Meredydd Luff (~meredydd) |
If you're building something for developers, you want it to get used. This means your potential users need to find your library, framework, or API. They need to work out whether it's useful for them, learn how to use it, and solve problems they encounter along the way. All these things depend on your developer docs!
This talk is about important functions of your developer docs that you might not think about, some particular pitfalls of documenting things for developers, and how we can make things better.
Your docs aren't just docs:
- They're your user interface: When a developer picks up your tool for the first time, the first thing they seriously look at is your documentation.
- They're your marketing: Your prospective users are out there, Googling "how to [what your product does]". Your docs are literally the answer to that question.
- They define your product: What's your library good for? What's your API's "sweet spot"? Your users don't know...so they'll consult your docs.
So let's look at some "dos and don'ts":
Do know what type of doc you're writing. Tutorials are not the same thing as reference docs. I'll walk you through a useful framework for thinking about types of documentation.
Don't confuse reference docs and API docs. Merely enumerating the classes, methods and functions of your API isn't enough to describe its behaviour. I'll explain why it's tempting, and why it's a bad idea!
Do make it easy to navigate between types of documentation. Your user is on a journey, from "what should I use?" to "how do I use it?" to "what arguments does this function take?". Make it easy for them.

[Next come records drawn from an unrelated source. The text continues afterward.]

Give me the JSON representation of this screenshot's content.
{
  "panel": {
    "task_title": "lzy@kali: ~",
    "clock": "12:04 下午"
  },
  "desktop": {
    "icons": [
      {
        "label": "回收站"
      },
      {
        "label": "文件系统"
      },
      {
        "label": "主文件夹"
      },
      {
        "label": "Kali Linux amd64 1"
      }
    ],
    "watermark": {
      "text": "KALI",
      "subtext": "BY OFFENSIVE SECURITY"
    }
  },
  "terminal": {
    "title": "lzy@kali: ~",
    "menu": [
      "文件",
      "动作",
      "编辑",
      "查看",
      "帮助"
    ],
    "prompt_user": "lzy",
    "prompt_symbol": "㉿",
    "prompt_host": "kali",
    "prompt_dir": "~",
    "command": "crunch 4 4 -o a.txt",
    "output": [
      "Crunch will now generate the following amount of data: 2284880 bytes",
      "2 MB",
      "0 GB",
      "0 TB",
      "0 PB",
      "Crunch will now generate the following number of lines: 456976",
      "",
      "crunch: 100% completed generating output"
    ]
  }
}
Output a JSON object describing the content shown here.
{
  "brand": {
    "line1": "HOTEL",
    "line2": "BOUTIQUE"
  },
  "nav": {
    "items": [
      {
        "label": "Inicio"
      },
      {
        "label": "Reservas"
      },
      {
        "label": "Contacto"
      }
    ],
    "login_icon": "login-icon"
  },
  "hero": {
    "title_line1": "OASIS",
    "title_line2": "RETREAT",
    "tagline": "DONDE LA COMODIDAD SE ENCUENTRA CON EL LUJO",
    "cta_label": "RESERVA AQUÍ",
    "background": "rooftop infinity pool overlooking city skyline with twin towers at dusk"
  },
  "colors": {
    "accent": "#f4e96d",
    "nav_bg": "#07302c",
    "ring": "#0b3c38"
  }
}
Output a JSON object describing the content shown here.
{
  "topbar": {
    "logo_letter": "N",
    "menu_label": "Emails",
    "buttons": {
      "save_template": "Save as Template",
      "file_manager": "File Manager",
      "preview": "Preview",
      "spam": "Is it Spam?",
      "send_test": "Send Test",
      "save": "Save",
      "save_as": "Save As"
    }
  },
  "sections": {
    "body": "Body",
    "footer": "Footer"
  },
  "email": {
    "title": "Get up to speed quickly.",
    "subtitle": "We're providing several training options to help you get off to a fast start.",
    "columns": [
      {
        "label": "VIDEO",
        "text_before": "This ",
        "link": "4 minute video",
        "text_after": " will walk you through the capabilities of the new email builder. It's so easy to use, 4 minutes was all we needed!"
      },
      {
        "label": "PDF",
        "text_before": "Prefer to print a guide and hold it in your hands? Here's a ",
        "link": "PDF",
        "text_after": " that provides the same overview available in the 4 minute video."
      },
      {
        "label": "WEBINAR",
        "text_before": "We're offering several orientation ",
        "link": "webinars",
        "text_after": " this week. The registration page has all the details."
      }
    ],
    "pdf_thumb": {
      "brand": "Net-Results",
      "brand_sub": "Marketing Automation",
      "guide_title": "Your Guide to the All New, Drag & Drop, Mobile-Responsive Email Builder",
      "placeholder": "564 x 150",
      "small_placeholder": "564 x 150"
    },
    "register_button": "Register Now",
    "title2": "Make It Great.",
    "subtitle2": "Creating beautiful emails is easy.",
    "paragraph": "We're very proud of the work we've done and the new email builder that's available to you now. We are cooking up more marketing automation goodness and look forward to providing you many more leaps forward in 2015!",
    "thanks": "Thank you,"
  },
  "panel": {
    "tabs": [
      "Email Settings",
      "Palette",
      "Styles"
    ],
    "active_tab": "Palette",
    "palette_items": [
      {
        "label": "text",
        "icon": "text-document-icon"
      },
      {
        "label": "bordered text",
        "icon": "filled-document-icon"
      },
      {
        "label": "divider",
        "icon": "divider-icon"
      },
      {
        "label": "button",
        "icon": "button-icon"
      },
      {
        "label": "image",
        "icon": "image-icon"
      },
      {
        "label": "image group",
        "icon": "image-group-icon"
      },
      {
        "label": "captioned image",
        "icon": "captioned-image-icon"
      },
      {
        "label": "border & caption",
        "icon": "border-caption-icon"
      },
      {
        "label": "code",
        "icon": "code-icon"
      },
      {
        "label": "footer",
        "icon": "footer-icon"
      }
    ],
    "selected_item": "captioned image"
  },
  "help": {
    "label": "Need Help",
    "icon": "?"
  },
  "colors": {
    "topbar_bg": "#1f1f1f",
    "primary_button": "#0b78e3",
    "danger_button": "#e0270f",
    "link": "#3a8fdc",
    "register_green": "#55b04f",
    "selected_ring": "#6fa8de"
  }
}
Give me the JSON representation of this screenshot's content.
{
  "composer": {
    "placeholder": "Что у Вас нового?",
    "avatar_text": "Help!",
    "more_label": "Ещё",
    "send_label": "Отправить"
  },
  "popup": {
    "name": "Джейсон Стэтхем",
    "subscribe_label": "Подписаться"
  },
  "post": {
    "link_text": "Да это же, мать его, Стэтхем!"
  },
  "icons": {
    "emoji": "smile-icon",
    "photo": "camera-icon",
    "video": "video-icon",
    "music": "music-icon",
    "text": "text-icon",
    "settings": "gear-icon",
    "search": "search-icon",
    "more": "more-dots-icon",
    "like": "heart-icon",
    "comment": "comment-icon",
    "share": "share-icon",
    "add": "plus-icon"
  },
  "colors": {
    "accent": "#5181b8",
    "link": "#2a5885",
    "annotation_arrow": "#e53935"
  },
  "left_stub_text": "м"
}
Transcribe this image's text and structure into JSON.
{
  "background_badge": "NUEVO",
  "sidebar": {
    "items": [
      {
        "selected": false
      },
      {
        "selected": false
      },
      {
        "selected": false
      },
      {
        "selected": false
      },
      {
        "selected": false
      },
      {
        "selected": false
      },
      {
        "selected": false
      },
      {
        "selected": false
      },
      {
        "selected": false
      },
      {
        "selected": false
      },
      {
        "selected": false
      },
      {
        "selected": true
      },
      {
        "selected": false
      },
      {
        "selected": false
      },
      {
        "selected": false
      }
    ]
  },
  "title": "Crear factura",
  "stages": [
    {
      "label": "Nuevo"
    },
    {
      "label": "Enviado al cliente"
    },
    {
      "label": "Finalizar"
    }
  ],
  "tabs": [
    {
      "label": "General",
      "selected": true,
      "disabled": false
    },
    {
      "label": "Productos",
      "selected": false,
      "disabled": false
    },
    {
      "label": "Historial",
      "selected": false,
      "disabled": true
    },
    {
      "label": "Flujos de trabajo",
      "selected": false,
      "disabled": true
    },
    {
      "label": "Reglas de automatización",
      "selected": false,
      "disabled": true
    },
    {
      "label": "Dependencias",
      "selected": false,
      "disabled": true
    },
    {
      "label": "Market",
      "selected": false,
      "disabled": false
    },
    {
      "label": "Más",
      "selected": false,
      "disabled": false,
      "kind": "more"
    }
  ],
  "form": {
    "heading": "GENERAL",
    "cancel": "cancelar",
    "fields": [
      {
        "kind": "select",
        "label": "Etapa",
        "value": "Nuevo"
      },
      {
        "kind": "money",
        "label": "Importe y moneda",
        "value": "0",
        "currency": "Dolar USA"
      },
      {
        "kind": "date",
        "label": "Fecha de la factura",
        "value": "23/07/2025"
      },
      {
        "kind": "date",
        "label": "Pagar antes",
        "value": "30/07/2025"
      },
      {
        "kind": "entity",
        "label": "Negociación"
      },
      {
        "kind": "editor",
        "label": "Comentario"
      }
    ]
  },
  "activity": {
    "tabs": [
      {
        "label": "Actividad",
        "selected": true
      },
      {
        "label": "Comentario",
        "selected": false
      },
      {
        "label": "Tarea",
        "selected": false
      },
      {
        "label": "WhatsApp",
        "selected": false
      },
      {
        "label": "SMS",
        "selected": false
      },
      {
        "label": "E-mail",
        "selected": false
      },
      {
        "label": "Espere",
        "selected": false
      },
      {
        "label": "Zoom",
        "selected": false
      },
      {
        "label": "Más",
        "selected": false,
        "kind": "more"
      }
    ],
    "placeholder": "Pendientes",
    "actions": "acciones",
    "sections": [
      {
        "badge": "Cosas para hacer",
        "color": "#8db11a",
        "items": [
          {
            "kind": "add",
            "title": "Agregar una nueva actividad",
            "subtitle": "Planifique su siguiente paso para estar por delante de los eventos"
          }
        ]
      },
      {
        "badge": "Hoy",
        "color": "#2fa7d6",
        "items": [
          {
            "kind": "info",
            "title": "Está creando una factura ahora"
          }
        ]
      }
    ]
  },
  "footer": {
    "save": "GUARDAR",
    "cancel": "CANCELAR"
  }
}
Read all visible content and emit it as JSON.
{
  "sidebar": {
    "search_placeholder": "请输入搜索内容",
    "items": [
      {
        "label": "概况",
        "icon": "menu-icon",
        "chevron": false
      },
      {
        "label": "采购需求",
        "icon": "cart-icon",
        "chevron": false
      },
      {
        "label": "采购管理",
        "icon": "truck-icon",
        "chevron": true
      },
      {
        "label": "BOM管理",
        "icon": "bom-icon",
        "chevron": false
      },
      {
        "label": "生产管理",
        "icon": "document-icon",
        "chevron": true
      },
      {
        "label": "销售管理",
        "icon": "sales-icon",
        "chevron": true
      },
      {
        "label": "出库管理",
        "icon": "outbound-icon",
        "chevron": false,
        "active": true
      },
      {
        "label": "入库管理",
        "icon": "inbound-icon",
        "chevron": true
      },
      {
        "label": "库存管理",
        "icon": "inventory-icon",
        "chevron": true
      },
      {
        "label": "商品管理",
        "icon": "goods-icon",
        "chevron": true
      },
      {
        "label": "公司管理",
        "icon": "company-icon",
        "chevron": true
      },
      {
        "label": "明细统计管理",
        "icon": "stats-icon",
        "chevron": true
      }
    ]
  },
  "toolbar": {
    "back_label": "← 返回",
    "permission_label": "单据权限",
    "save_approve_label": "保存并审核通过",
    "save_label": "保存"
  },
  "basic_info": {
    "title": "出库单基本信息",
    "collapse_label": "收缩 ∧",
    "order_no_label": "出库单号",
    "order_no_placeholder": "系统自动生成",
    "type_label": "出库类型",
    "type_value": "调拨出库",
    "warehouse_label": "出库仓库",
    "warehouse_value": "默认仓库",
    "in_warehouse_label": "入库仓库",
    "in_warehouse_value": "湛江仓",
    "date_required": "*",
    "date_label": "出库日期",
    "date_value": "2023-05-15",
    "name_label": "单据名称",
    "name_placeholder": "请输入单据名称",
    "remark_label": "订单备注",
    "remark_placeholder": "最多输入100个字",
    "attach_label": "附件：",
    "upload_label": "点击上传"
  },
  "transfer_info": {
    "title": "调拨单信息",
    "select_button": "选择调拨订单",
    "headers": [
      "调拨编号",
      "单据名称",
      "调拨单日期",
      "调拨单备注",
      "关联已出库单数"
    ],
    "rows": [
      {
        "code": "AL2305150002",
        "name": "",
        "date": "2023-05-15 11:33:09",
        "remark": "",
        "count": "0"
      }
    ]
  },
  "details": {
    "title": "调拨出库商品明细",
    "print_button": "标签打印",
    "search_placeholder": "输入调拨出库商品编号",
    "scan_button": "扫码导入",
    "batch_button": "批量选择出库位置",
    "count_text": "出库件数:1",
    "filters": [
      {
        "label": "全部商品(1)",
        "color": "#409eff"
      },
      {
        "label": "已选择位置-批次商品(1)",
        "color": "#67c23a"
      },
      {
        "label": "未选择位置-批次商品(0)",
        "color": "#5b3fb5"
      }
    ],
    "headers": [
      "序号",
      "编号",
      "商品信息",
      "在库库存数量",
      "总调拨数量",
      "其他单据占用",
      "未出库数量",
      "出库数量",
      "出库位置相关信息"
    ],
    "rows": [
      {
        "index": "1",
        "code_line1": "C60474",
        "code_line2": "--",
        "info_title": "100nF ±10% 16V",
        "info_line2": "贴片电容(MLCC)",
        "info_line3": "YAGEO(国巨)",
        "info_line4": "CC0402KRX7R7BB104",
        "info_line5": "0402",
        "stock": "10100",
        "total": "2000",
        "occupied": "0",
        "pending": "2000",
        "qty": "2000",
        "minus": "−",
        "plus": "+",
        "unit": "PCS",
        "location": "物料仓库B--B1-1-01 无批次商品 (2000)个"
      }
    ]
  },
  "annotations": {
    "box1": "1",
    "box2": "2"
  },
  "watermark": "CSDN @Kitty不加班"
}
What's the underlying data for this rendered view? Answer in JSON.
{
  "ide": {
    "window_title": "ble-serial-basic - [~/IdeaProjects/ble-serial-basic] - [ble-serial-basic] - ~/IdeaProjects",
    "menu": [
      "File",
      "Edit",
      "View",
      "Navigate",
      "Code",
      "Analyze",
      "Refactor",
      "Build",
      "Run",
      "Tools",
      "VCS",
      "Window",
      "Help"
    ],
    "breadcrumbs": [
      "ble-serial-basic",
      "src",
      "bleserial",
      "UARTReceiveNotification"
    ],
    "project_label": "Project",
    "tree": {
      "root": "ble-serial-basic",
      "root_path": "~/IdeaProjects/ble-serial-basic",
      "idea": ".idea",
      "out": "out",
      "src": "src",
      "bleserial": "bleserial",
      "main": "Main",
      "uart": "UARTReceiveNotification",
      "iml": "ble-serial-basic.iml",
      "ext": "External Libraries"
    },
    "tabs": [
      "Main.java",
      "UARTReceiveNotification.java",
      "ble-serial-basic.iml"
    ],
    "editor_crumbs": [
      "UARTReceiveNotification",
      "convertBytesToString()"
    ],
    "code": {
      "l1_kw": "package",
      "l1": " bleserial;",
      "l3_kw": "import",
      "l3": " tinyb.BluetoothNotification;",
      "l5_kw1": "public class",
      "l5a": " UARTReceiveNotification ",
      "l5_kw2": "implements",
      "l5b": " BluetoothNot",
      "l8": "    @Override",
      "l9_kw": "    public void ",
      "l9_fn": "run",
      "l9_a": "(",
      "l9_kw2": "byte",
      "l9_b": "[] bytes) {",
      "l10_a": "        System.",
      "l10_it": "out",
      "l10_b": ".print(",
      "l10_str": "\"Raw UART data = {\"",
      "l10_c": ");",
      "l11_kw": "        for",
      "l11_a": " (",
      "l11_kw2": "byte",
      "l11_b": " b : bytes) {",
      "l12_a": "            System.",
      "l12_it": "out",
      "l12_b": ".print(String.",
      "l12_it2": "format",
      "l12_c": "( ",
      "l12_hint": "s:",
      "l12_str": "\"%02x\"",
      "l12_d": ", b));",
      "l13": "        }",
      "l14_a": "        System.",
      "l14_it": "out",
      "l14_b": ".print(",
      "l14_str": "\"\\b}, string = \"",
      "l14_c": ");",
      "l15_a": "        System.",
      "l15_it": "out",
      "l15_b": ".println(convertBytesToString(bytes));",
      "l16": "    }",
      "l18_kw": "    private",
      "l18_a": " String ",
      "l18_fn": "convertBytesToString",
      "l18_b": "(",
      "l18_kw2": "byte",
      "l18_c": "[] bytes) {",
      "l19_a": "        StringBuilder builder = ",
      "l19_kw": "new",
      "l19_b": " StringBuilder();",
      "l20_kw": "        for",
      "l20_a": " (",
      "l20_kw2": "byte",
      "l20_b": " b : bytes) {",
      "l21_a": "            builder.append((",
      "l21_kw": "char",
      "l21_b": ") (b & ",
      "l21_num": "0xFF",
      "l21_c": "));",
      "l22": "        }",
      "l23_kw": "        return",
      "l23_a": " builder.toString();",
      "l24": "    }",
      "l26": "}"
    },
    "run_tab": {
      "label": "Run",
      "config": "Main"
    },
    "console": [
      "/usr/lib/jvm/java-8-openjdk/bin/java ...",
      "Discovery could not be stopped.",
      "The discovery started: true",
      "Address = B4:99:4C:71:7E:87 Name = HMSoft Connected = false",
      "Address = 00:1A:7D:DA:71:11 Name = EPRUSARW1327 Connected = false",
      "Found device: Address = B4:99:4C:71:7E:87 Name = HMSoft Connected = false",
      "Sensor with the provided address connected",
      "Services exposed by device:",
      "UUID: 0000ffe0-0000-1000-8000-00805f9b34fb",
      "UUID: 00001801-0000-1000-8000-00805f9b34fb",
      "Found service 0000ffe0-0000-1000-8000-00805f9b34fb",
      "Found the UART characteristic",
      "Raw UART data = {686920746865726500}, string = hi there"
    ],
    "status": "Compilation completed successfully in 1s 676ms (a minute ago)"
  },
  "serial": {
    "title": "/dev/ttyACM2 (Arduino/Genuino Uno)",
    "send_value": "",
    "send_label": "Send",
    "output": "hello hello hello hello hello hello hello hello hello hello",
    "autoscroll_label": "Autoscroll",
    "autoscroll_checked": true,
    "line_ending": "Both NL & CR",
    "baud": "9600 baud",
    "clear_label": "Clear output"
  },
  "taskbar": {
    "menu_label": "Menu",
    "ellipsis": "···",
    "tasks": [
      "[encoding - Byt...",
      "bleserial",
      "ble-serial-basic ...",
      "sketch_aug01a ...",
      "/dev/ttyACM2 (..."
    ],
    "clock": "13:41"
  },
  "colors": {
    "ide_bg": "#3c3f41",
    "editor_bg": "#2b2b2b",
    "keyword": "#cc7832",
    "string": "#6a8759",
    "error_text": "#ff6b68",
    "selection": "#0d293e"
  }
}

Do talk to your users. They will tell you where the weaknesses in your docs are. Even better: have a public Q&A forum, where deficiencies in your documentation get found and filled in, and the long tail takes care of itself.
Your docs are your UI, your marketing and the definition of your product - so act like it!
- Intro (1 minute)
- "Your docs aren't just docs" (5 minutes)
- "Know what type of doc you're writing" (4 minutes)
- "API docs aren't reference docs" (6 minutes)
- "Make it easy to navigate between types of docs" (4 minutes)
- "Talk to your users" (4 minutes)
- Conclusion (1 minute)
Anyone who wants to publish a package on PyPI, or get developers to use their company's API, is in the business of "selling" it: making it easy to find, pick up and use. That's the job of developer documentation, and this talk will help them do that.
I built and maintain a developer platform (Anvil) that gets regular compliments on its docs, and co-led the design process for our current documentation system.
I have previously given this talk at PyCon US 2021, where attendees gave it the highest rating of the conference. I have also spoken at PyBay, Python Web Conf (invited) and keynoted PyCon SK (also invited), as well as giving a few lightning talks.
I hold a PhD in usable programming systems from the University of Cambridge, and I have contributed to projects ranging from the Linux kernel to the MQA audio codec.
I am one of the original creators of the Anvil web framework: https://anvil.works